- **DIRECTIONS FOR THIS TASK**
Copy the records that follow exactly as written, but not their pictures.

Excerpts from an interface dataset
□ □ □ □

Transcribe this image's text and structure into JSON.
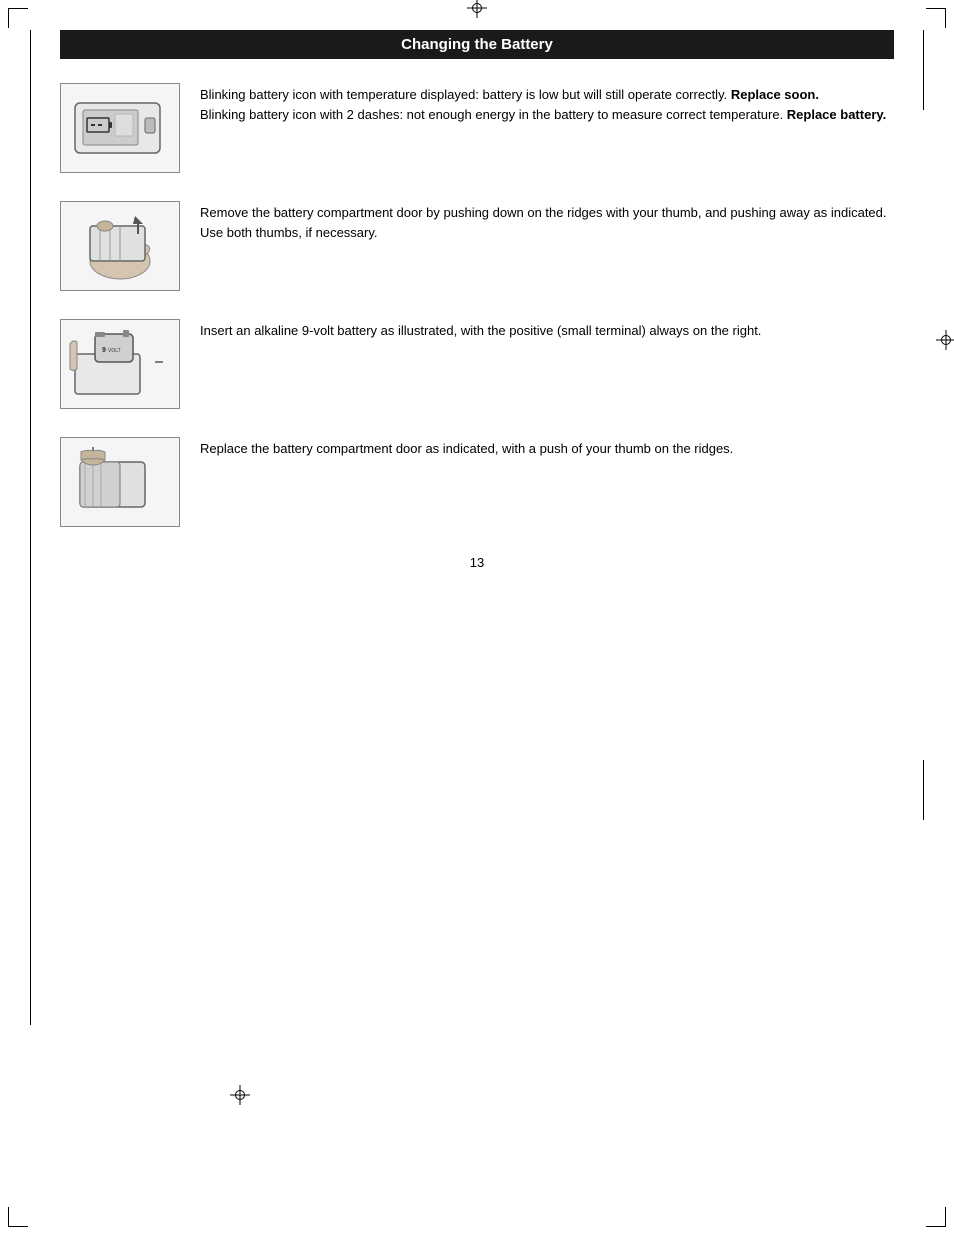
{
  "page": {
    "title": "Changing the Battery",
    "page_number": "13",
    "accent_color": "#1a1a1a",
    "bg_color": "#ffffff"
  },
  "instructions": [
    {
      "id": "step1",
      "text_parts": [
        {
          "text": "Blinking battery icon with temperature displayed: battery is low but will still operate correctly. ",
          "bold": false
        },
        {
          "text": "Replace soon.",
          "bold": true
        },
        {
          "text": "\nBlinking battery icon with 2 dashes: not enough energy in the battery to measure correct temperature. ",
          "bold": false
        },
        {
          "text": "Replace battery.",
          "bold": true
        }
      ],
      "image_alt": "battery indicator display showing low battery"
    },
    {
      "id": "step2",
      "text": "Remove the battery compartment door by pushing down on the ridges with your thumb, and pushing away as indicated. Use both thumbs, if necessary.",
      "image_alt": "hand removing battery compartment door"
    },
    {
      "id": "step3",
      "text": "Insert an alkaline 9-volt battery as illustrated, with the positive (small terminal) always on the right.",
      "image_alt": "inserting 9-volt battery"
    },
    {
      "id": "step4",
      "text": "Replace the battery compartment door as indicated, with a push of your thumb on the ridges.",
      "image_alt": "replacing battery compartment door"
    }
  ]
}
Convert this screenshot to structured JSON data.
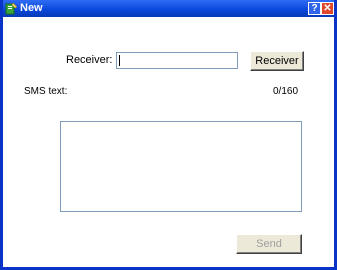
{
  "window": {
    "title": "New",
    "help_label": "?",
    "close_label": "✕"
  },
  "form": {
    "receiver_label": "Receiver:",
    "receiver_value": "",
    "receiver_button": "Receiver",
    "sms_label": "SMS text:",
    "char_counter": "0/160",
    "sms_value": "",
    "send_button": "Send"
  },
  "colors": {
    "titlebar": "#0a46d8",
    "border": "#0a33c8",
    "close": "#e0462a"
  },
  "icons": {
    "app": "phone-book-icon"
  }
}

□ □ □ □

- **TASK RESULT**
Transcribe this image's text and structure into JSON.
{
  "page": {
    "title": "Changing the Battery",
    "page_number": "13",
    "accent_color": "#1a1a1a",
    "bg_color": "#ffffff"
  },
  "instructions": [
    {
      "id": "step1",
      "text_parts": [
        {
          "text": "Blinking battery icon with temperature displayed: battery is low but will still operate correctly. ",
          "bold": false
        },
        {
          "text": "Replace soon.",
          "bold": true
        },
        {
          "text": "\nBlinking battery icon with 2 dashes: not enough energy in the battery to measure correct temperature. ",
          "bold": false
        },
        {
          "text": "Replace battery.",
          "bold": true
        }
      ],
      "image_alt": "battery indicator display showing low battery"
    },
    {
      "id": "step2",
      "text": "Remove the battery compartment door by pushing down on the ridges with your thumb, and pushing away as indicated. Use both thumbs, if necessary.",
      "image_alt": "hand removing battery compartment door"
    },
    {
      "id": "step3",
      "text": "Insert an alkaline 9-volt battery as illustrated, with the positive (small terminal) always on the right.",
      "image_alt": "inserting 9-volt battery"
    },
    {
      "id": "step4",
      "text": "Replace the battery compartment door as indicated, with a push of your thumb on the ridges.",
      "image_alt": "replacing battery compartment door"
    }
  ]
}
Convert this screenshot to structured JSON data.
{
  "window": {
    "title": "New",
    "help_label": "?",
    "close_label": "✕"
  },
  "form": {
    "receiver_label": "Receiver:",
    "receiver_value": "",
    "receiver_button": "Receiver",
    "sms_label": "SMS text:",
    "char_counter": "0/160",
    "sms_value": "",
    "send_button": "Send"
  },
  "colors": {
    "titlebar": "#0a46d8",
    "border": "#0a33c8",
    "close": "#e0462a"
  },
  "icons": {
    "app": "phone-book-icon"
  }
}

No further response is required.